You will never realize your full potential as a photographer…

unless and until you understand the basic elements of color theory. I know this sounds scary, a bit geeky and just over-the-top, but hear me out.

The Difference Between Observation and Creation.

I love music and really appreciate many different styles from heavy metal to classical, but I won’t be a good composer or serious musician until I understand at least elementary music theory. My upbringing was filled with music. My mother played the piano and my dad was the church choir director, so it was natural for me to gravitate toward music in self defense.

I joined the High School band and learned the technical aspects of reading music and played several brass instruments. I practiced and learned a lot about breathing and eye/hand coordination. I eventually developed really good technique. But when I enrolled in a music theory course in twelfth grade, I was amazed at how much I didn’t know about music. By the end of the semester, the lights came on! My level of understanding of music skyrocketed. I finally understood the “why” premise behind the “how” technique. All the sudden music started to make perfect sense. I understood the framework beneath the discipline and what was once a chore and a challenge suddenly came into clear focus… and it flowed naturally. Why hadn’t I taken this course as a Sophomore?

Years later I moved to Nashville where I worked around professional musicians for more than a decade. I can promise you that if you want to play serious music with the big boys, you need to get with the basics program. Since I had studied music theory in High School, I understood that “tonic” was more than a liquid medicine, a “bridge” wasn’t necessarily a physical structure, and that an “augmented fifth” wasn’t a doctored bottle of alcohol.

The base principles and disciplines of any science (photography is both an art and a science) are based on laws and theorems that govern that science. Laws are structural, and are restrictive for a good reason; safety, for instance. You shouldn’t arbitrarily mix chemicals together without understanding (the laws of) chemical compounds. Nor should you build large structures without fully understanding load-bearing principles of material physics.

Why do some photographers always produce such great pictures? Unlike me?

Perhaps because they understand the primary element behind photography– light! You can certainly enjoy color photography without knowing color theory, and you can get good results simply by learning about your camera, but if you wish to consistently produce powerful and moving images, you’re going to have to learn about how color and light behave. Capturing light, like capturing anything else in the wild, requires knowledge of its habits and behavior.

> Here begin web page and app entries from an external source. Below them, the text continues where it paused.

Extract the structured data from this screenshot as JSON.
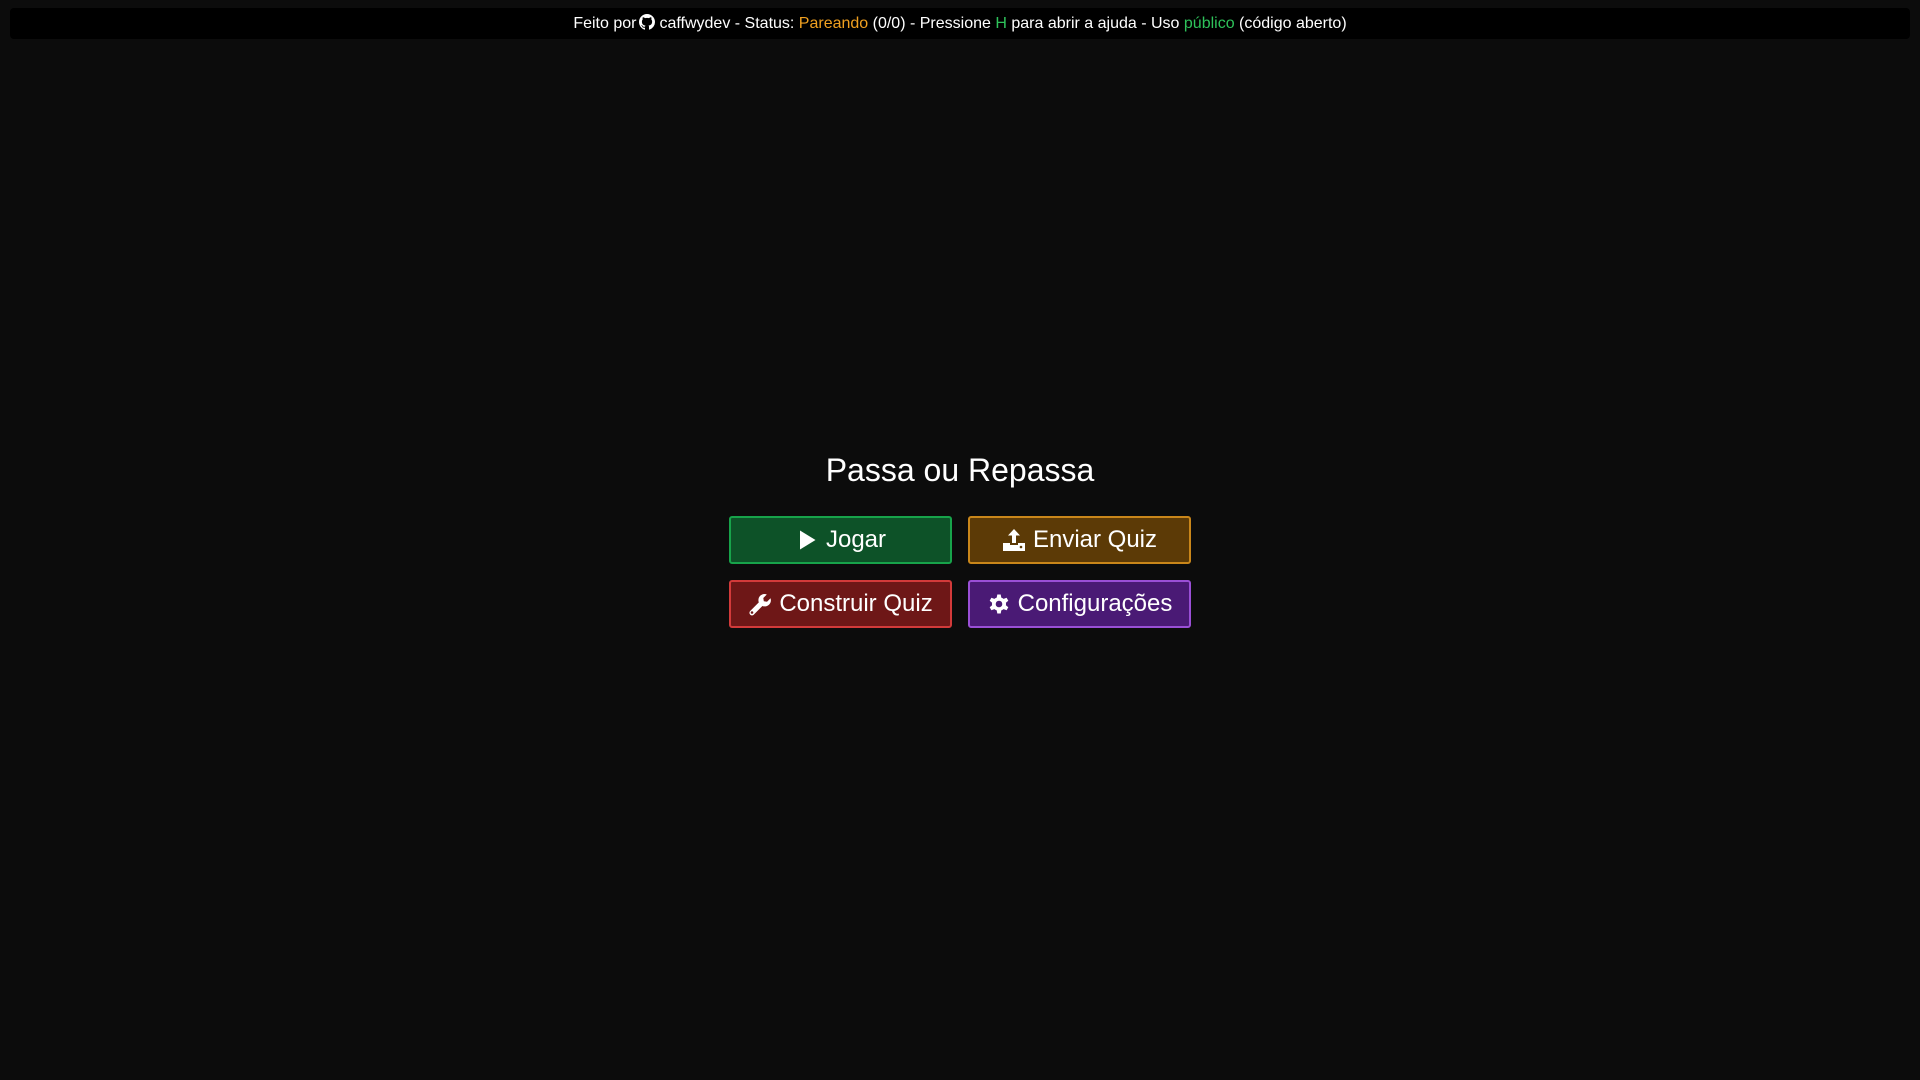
{
  "topbar": {
    "made_by": "Feito por",
    "author": "caffwydev",
    "status_sep": " - Status: ",
    "status_value": "Pareando",
    "status_count": " (0/0) - Pressione ",
    "help_key": "H",
    "help_text": " para abrir a ajuda - Uso ",
    "usage_value": "público",
    "usage_note": " (código aberto)"
  },
  "main": {
    "title": "Passa ou Repassa",
    "buttons": {
      "play": "Jogar",
      "upload": "Enviar Quiz",
      "build": "Construir Quiz",
      "settings": "Configurações"
    }
  },
  "colors": {
    "background": "#0c0c0c",
    "status_orange": "#f0a020",
    "accent_green": "#2ec25a",
    "play_bg": "#0d5228",
    "upload_bg": "#5c3a06",
    "build_bg": "#6e1717",
    "settings_bg": "#4a1a75"
  },
  "icons": {
    "author": "github-icon",
    "play": "play-icon",
    "upload": "upload-icon",
    "build": "wrench-icon",
    "settings": "gear-icon"
  }
}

There is a difference between documenting an occurence (snapshots) and capturing the emotion of a scene (photography). Taking a picture requires little more than pushing a button on a camera, but photography requires a knowledge of how light behaves in different environments and how to best use the illumination to capture an emotion. For example, one of the color settings on your camera (known as “white balance” or WB) is a tool that allows you to shift the existing color in the scene. When you understand the premise of color temperatures, and that a scene’s existing light can be shifted slightly, right there in your camera, you can shape light to deliver a specific emotion. A ounce of color theory will save a ton of editing time in Photoshop!

A variety of unique psychological triggers can be pulled in the viewer’s mind when a photographer captures scenes with this knowledge. The choices of light color and intensity, angle of view, depth of field, highlight and shadow placement, internal contrast, and the kingpin issue of mid tone placement (among others) allow knowledgeable photographers to convey a thought or tell a story with great effect. This is why one good picture is better than a thousand words. 80% of everything you experience enters your brain through your eyes. And for a photographer, it all starts with a solid understanding of basic light and color.

There is, after all, a significant difference between shooting something and capturing it. Shooting only requires a target and a weapon, while capturing requires much more knowledge and skill.

You have a choice with your camera; you can either shoot events or capture and communicate moods. Invest in you, and do it now. Don’t wait until you’re a senior!

Wanna learn more about light and color? Please join me in this blog. We’ll talk.


About Herb Paynter

Herb is a published author, photographer, retoucher, color reproduction specialist and a regular writer for Digital Photography School. Download his iBook "Digital Color Photography: A Deeper Look" from the iTunes store and view his Light and Color Fundamentals video series at
This entry was posted in Uncategorized, Underpinnings and Core Issues and tagged , , , , , , , , , , , , , , , , , , , , , , , , , . Bookmark the permalink.

Leave a Reply

Fill in your details below or click an icon to log in: Logo

You are commenting using your account. Log Out /  Change )

Google photo

You are commenting using your Google account. Log Out /  Change )

Twitter picture

You are commenting using your Twitter account. Log Out /  Change )

Facebook photo

You are commenting using your Facebook account. Log Out /  Change )

Connecting to %s